What you should do: Pull every line holding the word "Group" from the data below and copy it.

Supplied material:

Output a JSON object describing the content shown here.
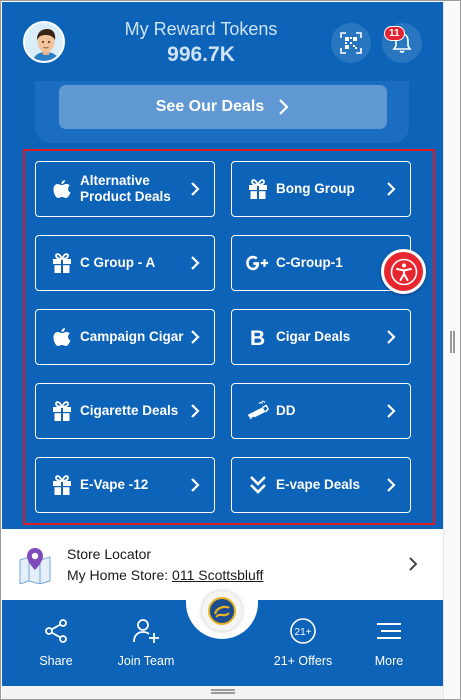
{
  "header": {
    "title": "My Reward Tokens",
    "value": "996.7K",
    "notification_count": "11"
  },
  "deals_button": {
    "label": "See Our Deals"
  },
  "deal_cards": [
    {
      "label": "Alternative Product Deals",
      "icon": "apple-icon"
    },
    {
      "label": "Bong Group",
      "icon": "gift-icon"
    },
    {
      "label": "C Group - A",
      "icon": "gift-icon"
    },
    {
      "label": "C-Group-1",
      "icon": "google-plus-icon"
    },
    {
      "label": "Campaign Cigar",
      "icon": "apple-icon"
    },
    {
      "label": "Cigar Deals",
      "icon": "letter-b-icon"
    },
    {
      "label": "Cigarette Deals",
      "icon": "gift-icon"
    },
    {
      "label": "DD",
      "icon": "vape-pen-icon"
    },
    {
      "label": "E-Vape -12",
      "icon": "gift-icon"
    },
    {
      "label": "E-vape Deals",
      "icon": "double-chevron-down-icon"
    }
  ],
  "store": {
    "title": "Store Locator",
    "home_label": "My Home Store:",
    "home_link": "011 Scottsbluff"
  },
  "nav": [
    {
      "label": "Share",
      "icon": "share-icon"
    },
    {
      "label": "Join Team",
      "icon": "add-user-icon"
    },
    {
      "label": "21+ Offers",
      "icon": "age-21-icon"
    },
    {
      "label": "More",
      "icon": "menu-icon"
    }
  ],
  "colors": {
    "primary_blue": "#0c63b8",
    "accent_red": "#e01b24",
    "button_blue": "#5f98d3"
  }
}
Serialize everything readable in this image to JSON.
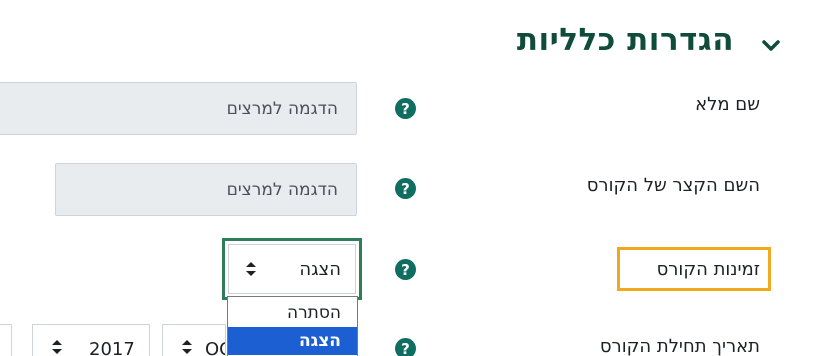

Result for this exercise:
      "label": "Bong Group",
      "label": "C Group - A",
      "label": "C-Group-1",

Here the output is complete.